• Task brief
Which of the lines in the records below hold the string "icon"? Copy every one of them.
== Segment start ==
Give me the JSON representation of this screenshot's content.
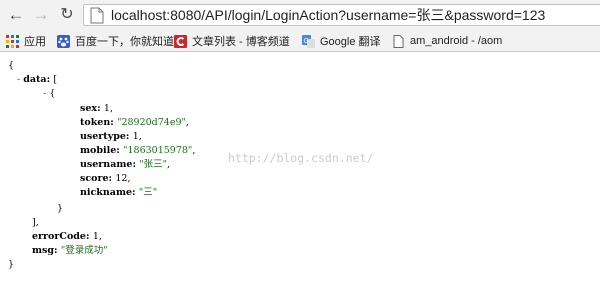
{
  "browser": {
    "back_icon": "arrow-left-icon",
    "forward_icon": "arrow-right-icon",
    "reload_icon": "reload-icon",
    "url": "localhost:8080/API/login/LoginAction?username=张三&password=123"
  },
  "bookmarks": [
    {
      "label": "应用",
      "icon": "apps-grid-icon"
    },
    {
      "label": "百度一下，你就知道",
      "icon": "baidu-paw-icon"
    },
    {
      "label": "文章列表 - 博客频道",
      "icon": "csdn-logo-icon"
    },
    {
      "label": "Google 翻译",
      "icon": "google-translate-icon"
    },
    {
      "label": "am_android - /aom",
      "icon": "page-icon"
    }
  ],
  "json_view": {
    "open_brace": "{",
    "close_brace": "}",
    "data_key": "data",
    "data_open": "[",
    "data_close": "],",
    "item_open": "{",
    "item_close": "}",
    "toggle": "-",
    "fields": [
      {
        "key": "sex",
        "value": "1",
        "type": "number"
      },
      {
        "key": "token",
        "value": "\"28920d74e9\"",
        "type": "string"
      },
      {
        "key": "usertype",
        "value": "1",
        "type": "number"
      },
      {
        "key": "mobile",
        "value": "\"1863015978\"",
        "type": "string"
      },
      {
        "key": "username",
        "value": "\"张三\"",
        "type": "string"
      },
      {
        "key": "score",
        "value": "12",
        "type": "number"
      },
      {
        "key": "nickname",
        "value": "\"三\"",
        "type": "string"
      }
    ],
    "error_code_key": "errorCode",
    "error_code_value": "1",
    "msg_key": "msg",
    "msg_value": "\"登录成功\""
  },
  "watermark": "http://blog.csdn.net/",
  "colors": {
    "string": "#1a6e1a",
    "chrome_bg": "#f2f2f2",
    "csdn_red": "#c9282d",
    "baidu_blue": "#2f5dd6",
    "google_blue": "#4a86e8"
  }
}
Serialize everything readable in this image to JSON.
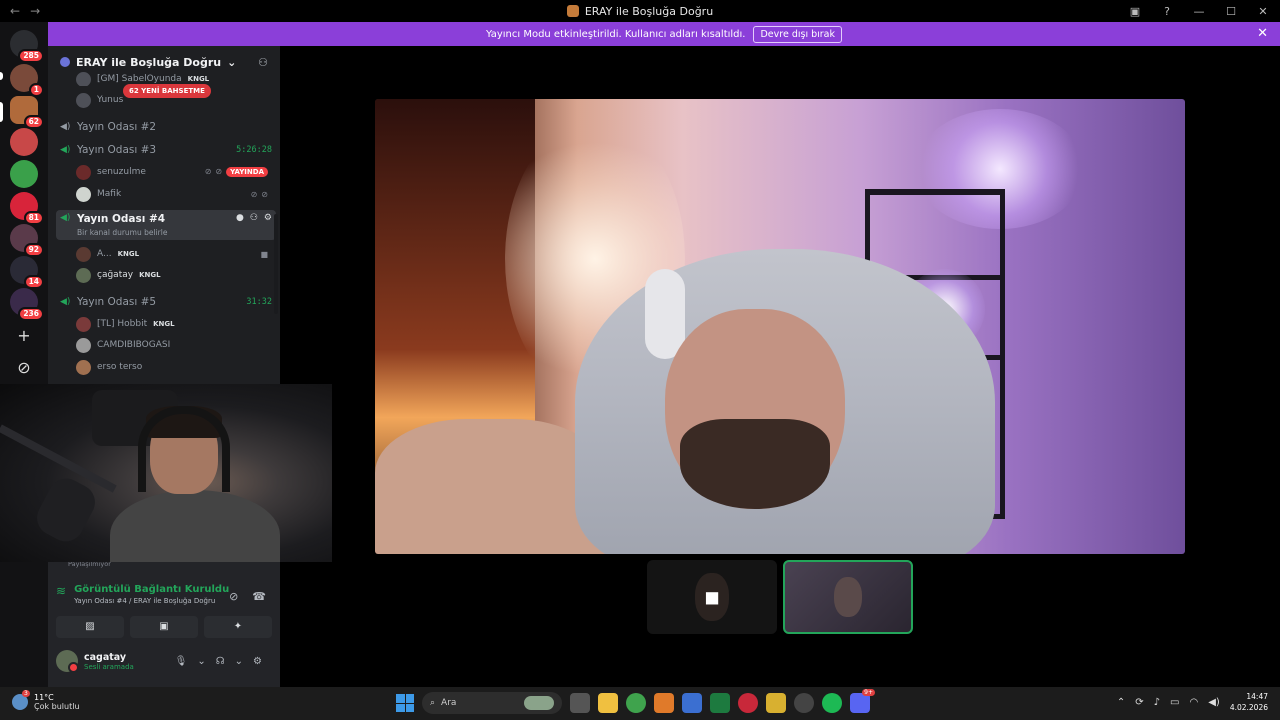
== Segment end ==
• Answer for the task
    "back_icon": "arrow-left-icon",
    "forward_icon": "arrow-right-icon",
    "reload_icon": "reload-icon",
      "icon": "apps-grid-icon"
      "icon": "baidu-paw-icon"
      "icon": "csdn-logo-icon"
      "icon": "google-translate-icon"
      "icon": "page-icon"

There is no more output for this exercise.